--- INFORMATION PROVIDED ---
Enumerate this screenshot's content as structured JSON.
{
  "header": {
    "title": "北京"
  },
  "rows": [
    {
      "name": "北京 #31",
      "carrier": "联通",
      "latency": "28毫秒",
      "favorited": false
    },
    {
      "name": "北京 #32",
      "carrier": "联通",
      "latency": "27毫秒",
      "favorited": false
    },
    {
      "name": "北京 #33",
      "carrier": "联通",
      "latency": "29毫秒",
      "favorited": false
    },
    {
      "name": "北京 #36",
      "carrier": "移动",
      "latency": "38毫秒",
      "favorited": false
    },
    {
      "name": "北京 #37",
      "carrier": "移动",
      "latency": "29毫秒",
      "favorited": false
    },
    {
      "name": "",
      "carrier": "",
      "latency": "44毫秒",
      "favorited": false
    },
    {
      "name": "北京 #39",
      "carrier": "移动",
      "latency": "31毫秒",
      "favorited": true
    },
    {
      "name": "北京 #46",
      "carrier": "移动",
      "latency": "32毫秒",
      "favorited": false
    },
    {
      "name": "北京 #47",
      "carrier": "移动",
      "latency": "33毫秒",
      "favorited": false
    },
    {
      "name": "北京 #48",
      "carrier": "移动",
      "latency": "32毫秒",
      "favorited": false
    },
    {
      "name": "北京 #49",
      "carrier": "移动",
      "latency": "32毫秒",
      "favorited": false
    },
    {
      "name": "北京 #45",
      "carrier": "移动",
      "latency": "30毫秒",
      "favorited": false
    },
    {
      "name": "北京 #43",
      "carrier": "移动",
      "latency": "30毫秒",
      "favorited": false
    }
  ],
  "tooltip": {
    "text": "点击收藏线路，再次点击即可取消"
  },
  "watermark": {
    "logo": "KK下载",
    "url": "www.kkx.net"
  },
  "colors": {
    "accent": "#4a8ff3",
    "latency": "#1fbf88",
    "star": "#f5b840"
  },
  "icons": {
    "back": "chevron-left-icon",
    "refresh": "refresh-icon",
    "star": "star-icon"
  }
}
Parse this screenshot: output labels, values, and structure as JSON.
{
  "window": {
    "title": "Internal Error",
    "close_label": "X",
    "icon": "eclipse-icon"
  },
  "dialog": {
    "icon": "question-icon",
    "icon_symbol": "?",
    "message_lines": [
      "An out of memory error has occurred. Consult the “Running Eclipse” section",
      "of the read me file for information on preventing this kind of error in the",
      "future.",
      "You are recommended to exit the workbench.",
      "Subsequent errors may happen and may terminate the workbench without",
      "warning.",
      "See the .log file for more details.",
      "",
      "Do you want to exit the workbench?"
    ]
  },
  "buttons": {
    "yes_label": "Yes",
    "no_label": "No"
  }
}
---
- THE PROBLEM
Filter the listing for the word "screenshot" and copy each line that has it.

- EXPECTED ANSWER
Enumerate this screenshot's content as structured JSON.
Parse this screenshot: output labels, values, and structure as JSON.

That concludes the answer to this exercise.